— Problem to work on —
All of the records must be restated exactly, with every line complete.

++++++++

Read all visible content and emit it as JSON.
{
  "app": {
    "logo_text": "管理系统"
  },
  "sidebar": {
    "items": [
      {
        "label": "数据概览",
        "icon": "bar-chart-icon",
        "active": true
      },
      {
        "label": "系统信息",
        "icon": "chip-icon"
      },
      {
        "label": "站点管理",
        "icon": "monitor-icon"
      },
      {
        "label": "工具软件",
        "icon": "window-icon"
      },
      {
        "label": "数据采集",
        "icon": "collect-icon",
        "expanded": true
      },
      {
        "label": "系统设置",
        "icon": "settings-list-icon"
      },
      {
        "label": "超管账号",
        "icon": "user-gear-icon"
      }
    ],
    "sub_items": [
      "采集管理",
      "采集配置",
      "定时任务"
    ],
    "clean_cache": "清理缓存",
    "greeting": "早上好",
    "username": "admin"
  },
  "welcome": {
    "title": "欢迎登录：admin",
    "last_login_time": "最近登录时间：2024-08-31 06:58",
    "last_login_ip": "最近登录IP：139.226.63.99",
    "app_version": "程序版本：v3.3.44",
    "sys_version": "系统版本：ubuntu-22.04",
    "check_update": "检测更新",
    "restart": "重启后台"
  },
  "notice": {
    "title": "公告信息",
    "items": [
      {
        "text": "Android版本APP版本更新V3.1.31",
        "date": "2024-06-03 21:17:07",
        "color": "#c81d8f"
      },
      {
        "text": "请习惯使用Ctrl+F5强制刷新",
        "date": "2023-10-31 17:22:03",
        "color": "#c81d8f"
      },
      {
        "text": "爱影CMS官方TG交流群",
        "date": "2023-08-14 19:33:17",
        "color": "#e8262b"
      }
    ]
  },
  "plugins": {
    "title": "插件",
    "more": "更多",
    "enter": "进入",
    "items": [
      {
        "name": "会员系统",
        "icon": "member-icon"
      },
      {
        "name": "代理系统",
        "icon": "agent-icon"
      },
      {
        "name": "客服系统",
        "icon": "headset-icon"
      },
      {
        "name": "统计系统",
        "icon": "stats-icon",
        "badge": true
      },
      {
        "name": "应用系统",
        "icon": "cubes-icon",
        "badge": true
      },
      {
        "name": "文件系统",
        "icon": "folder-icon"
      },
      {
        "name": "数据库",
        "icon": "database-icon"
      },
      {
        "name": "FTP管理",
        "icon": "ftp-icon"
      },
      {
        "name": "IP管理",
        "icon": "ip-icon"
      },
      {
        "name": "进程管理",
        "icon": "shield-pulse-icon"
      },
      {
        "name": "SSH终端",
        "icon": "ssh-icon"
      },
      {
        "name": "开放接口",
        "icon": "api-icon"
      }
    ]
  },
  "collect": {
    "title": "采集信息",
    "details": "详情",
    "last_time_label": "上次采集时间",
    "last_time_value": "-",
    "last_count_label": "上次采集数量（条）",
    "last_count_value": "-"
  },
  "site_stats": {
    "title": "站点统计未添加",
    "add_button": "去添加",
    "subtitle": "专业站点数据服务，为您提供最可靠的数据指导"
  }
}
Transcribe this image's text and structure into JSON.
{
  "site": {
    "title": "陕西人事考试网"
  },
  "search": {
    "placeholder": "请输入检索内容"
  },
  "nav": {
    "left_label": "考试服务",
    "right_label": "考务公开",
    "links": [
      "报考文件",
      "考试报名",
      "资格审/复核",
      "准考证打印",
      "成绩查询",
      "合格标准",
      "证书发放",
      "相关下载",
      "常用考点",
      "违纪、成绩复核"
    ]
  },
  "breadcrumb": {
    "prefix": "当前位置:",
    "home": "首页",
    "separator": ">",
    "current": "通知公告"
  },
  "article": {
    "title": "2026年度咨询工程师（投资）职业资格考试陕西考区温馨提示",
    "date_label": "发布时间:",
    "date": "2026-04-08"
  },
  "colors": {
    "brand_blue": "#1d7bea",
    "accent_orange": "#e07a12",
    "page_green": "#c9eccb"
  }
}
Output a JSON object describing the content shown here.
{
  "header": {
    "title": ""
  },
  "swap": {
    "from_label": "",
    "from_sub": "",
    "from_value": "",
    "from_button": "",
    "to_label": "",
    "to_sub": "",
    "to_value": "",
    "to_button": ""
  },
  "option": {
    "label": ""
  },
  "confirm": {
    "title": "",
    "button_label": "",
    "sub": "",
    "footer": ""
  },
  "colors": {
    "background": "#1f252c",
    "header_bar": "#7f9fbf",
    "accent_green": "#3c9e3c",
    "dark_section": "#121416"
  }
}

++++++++

— Answer box —
Read all visible content and emit it as JSON.
{
  "app": {
    "logo_text": "管理系统"
  },
  "sidebar": {
    "items": [
      {
        "label": "数据概览",
        "icon": "bar-chart-icon",
        "active": true
      },
      {
        "label": "系统信息",
        "icon": "chip-icon"
      },
      {
        "label": "站点管理",
        "icon": "monitor-icon"
      },
      {
        "label": "工具软件",
        "icon": "window-icon"
      },
      {
        "label": "数据采集",
        "icon": "collect-icon",
        "expanded": true
      },
      {
        "label": "系统设置",
        "icon": "settings-list-icon"
      },
      {
        "label": "超管账号",
        "icon": "user-gear-icon"
      }
    ],
    "sub_items": [
      "采集管理",
      "采集配置",
      "定时任务"
    ],
    "clean_cache": "清理缓存",
    "greeting": "早上好",
    "username": "admin"
  },
  "welcome": {
    "title": "欢迎登录：admin",
    "last_login_time": "最近登录时间：2024-08-31 06:58",
    "last_login_ip": "最近登录IP：139.226.63.99",
    "app_version": "程序版本：v3.3.44",
    "sys_version": "系统版本：ubuntu-22.04",
    "check_update": "检测更新",
    "restart": "重启后台"
  },
  "notice": {
    "title": "公告信息",
    "items": [
      {
        "text": "Android版本APP版本更新V3.1.31",
        "date": "2024-06-03 21:17:07",
        "color": "#c81d8f"
      },
      {
        "text": "请习惯使用Ctrl+F5强制刷新",
        "date": "2023-10-31 17:22:03",
        "color": "#c81d8f"
      },
      {
        "text": "爱影CMS官方TG交流群",
        "date": "2023-08-14 19:33:17",
        "color": "#e8262b"
      }
    ]
  },
  "plugins": {
    "title": "插件",
    "more": "更多",
    "enter": "进入",
    "items": [
      {
        "name": "会员系统",
        "icon": "member-icon"
      },
      {
        "name": "代理系统",
        "icon": "agent-icon"
      },
      {
        "name": "客服系统",
        "icon": "headset-icon"
      },
      {
        "name": "统计系统",
        "icon": "stats-icon",
        "badge": true
      },
      {
        "name": "应用系统",
        "icon": "cubes-icon",
        "badge": true
      },
      {
        "name": "文件系统",
        "icon": "folder-icon"
      },
      {
        "name": "数据库",
        "icon": "database-icon"
      },
      {
        "name": "FTP管理",
        "icon": "ftp-icon"
      },
      {
        "name": "IP管理",
        "icon": "ip-icon"
      },
      {
        "name": "进程管理",
        "icon": "shield-pulse-icon"
      },
      {
        "name": "SSH终端",
        "icon": "ssh-icon"
      },
      {
        "name": "开放接口",
        "icon": "api-icon"
      }
    ]
  },
  "collect": {
    "title": "采集信息",
    "details": "详情",
    "last_time_label": "上次采集时间",
    "last_time_value": "-",
    "last_count_label": "上次采集数量（条）",
    "last_count_value": "-"
  },
  "site_stats": {
    "title": "站点统计未添加",
    "add_button": "去添加",
    "subtitle": "专业站点数据服务，为您提供最可靠的数据指导"
  }
}
Transcribe this image's text and structure into JSON.
{
  "site": {
    "title": "陕西人事考试网"
  },
  "search": {
    "placeholder": "请输入检索内容"
  },
  "nav": {
    "left_label": "考试服务",
    "right_label": "考务公开",
    "links": [
      "报考文件",
      "考试报名",
      "资格审/复核",
      "准考证打印",
      "成绩查询",
      "合格标准",
      "证书发放",
      "相关下载",
      "常用考点",
      "违纪、成绩复核"
    ]
  },
  "breadcrumb": {
    "prefix": "当前位置:",
    "home": "首页",
    "separator": ">",
    "current": "通知公告"
  },
  "article": {
    "title": "2026年度咨询工程师（投资）职业资格考试陕西考区温馨提示",
    "date_label": "发布时间:",
    "date": "2026-04-08"
  },
  "colors": {
    "brand_blue": "#1d7bea",
    "accent_orange": "#e07a12",
    "page_green": "#c9eccb"
  }
}
Output a JSON object describing the content shown here.
{
  "header": {
    "title": ""
  },
  "swap": {
    "from_label": "",
    "from_sub": "",
    "from_value": "",
    "from_button": "",
    "to_label": "",
    "to_sub": "",
    "to_value": "",
    "to_button": ""
  },
  "option": {
    "label": ""
  },
  "confirm": {
    "title": "",
    "button_label": "",
    "sub": "",
    "footer": ""
  },
  "colors": {
    "background": "#1f252c",
    "header_bar": "#7f9fbf",
    "accent_green": "#3c9e3c",
    "dark_section": "#121416"
  }
}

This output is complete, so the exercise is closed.